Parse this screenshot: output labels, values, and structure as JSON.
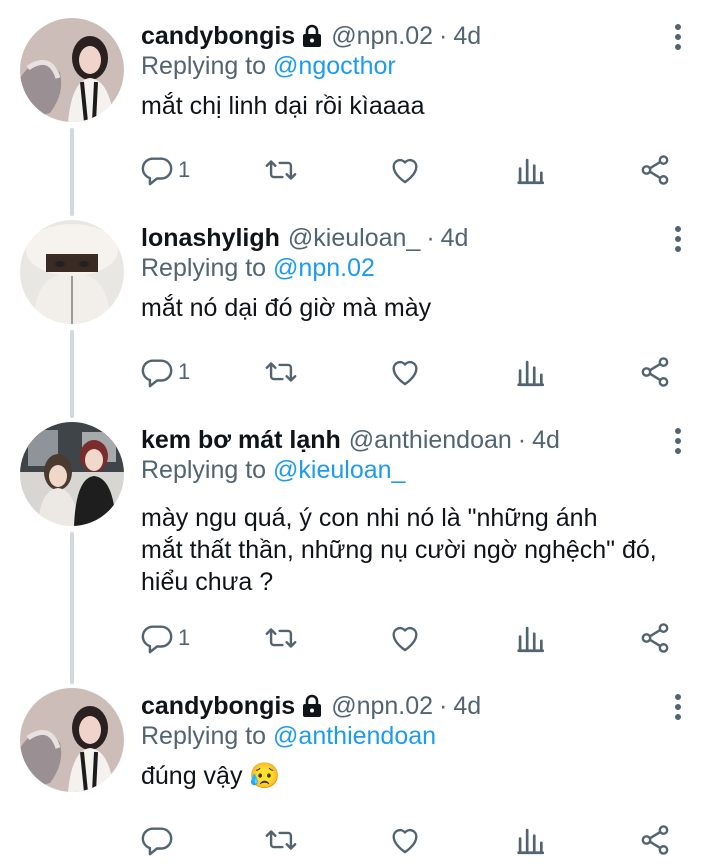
{
  "tweets": [
    {
      "name": "candybongis",
      "locked": true,
      "handle": "@npn.02",
      "dot": "·",
      "time": "4d",
      "reply_prefix": "Replying to",
      "reply_to": "@ngocthor",
      "text": "mắt chị linh dại rồi kìaaaa",
      "reply_count": "1",
      "avatar": "candybongis-avatar"
    },
    {
      "name": "lonashyligh",
      "locked": false,
      "handle": "@kieuloan_",
      "dot": "·",
      "time": "4d",
      "reply_prefix": "Replying to",
      "reply_to": "@npn.02",
      "text": "mắt nó dại đó giờ mà mày",
      "reply_count": "1",
      "avatar": "lonashyligh-avatar"
    },
    {
      "name": "kem bơ mát lạnh",
      "locked": false,
      "handle": "@anthiendoan",
      "dot": "·",
      "time": "4d",
      "reply_prefix": "Replying to",
      "reply_to": "@kieuloan_",
      "text_lines": [
        "mày ngu quá, ý con nhi nó là \"những ánh",
        "mắt thất thần, những nụ cười ngờ nghệch\" đó,",
        "hiểu chưa ?"
      ],
      "reply_count": "1",
      "avatar": "kem-bo-avatar"
    },
    {
      "name": "candybongis",
      "locked": true,
      "handle": "@npn.02",
      "dot": "·",
      "time": "4d",
      "reply_prefix": "Replying to",
      "reply_to": "@anthiendoan",
      "text": "đúng vậy 😥",
      "reply_count": "",
      "avatar": "candybongis-avatar"
    }
  ],
  "colors": {
    "text": "#0f1419",
    "secondary": "#536471",
    "accent": "#1d9bf0",
    "thread": "#cfd9de"
  },
  "icons": [
    "reply-icon",
    "retweet-icon",
    "like-icon",
    "analytics-icon",
    "share-icon",
    "more-icon",
    "lock-icon"
  ]
}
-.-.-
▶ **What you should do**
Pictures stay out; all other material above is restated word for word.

▶ **Task output**
Parse this screenshot: output labels, values, and structure as JSON.
{
  "tweets": [
    {
      "name": "candybongis",
      "locked": true,
      "handle": "@npn.02",
      "dot": "·",
      "time": "4d",
      "reply_prefix": "Replying to",
      "reply_to": "@ngocthor",
      "text": "mắt chị linh dại rồi kìaaaa",
      "reply_count": "1",
      "avatar": "candybongis-avatar"
    },
    {
      "name": "lonashyligh",
      "locked": false,
      "handle": "@kieuloan_",
      "dot": "·",
      "time": "4d",
      "reply_prefix": "Replying to",
      "reply_to": "@npn.02",
      "text": "mắt nó dại đó giờ mà mày",
      "reply_count": "1",
      "avatar": "lonashyligh-avatar"
    },
    {
      "name": "kem bơ mát lạnh",
      "locked": false,
      "handle": "@anthiendoan",
      "dot": "·",
      "time": "4d",
      "reply_prefix": "Replying to",
      "reply_to": "@kieuloan_",
      "text_lines": [
        "mày ngu quá, ý con nhi nó là \"những ánh",
        "mắt thất thần, những nụ cười ngờ nghệch\" đó,",
        "hiểu chưa ?"
      ],
      "reply_count": "1",
      "avatar": "kem-bo-avatar"
    },
    {
      "name": "candybongis",
      "locked": true,
      "handle": "@npn.02",
      "dot": "·",
      "time": "4d",
      "reply_prefix": "Replying to",
      "reply_to": "@anthiendoan",
      "text": "đúng vậy 😥",
      "reply_count": "",
      "avatar": "candybongis-avatar"
    }
  ],
  "colors": {
    "text": "#0f1419",
    "secondary": "#536471",
    "accent": "#1d9bf0",
    "thread": "#cfd9de"
  },
  "icons": [
    "reply-icon",
    "retweet-icon",
    "like-icon",
    "analytics-icon",
    "share-icon",
    "more-icon",
    "lock-icon"
  ]
}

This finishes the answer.